▸ DATA
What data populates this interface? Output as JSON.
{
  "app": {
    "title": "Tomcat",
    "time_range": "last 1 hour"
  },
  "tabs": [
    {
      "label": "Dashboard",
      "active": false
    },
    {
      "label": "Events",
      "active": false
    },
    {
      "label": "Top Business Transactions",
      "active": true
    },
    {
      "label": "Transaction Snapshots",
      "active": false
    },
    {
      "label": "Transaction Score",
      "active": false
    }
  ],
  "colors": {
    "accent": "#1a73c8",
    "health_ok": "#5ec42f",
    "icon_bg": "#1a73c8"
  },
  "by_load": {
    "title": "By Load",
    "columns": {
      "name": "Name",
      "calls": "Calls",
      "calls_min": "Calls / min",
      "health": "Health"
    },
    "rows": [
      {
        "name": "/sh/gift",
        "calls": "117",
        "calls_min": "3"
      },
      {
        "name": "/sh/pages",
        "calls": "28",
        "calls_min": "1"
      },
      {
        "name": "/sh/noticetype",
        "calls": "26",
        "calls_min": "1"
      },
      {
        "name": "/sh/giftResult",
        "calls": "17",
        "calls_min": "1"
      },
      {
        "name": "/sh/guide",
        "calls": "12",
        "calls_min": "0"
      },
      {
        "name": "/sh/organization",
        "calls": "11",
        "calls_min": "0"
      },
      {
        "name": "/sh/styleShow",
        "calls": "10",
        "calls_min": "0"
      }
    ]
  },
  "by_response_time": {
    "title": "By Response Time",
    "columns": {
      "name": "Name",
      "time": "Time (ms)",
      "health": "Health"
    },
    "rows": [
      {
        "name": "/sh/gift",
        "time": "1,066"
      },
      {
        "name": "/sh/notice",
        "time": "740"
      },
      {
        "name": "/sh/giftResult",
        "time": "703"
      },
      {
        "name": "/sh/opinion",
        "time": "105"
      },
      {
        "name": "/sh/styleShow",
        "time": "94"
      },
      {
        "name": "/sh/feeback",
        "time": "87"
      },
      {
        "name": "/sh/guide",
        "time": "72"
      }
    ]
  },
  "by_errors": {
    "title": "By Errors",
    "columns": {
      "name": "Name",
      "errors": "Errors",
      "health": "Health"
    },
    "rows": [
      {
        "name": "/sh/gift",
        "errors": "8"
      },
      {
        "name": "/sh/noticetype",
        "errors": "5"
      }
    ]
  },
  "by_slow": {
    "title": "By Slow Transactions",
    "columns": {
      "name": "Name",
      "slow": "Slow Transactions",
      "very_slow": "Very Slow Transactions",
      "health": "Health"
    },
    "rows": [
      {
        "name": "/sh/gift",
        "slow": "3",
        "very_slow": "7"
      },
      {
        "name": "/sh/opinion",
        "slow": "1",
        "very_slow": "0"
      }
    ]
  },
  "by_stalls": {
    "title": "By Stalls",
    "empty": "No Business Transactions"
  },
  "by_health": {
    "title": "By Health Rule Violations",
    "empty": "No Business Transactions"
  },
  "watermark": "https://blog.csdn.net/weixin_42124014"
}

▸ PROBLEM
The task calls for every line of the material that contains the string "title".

▸ EXPECTED ANSWER
    "title": "Tomcat",
    "title": "By Load",
    "title": "By Response Time",
    "title": "By Errors",
    "title": "By Slow Transactions",
    "title": "By Stalls",
    "title": "By Health Rule Violations",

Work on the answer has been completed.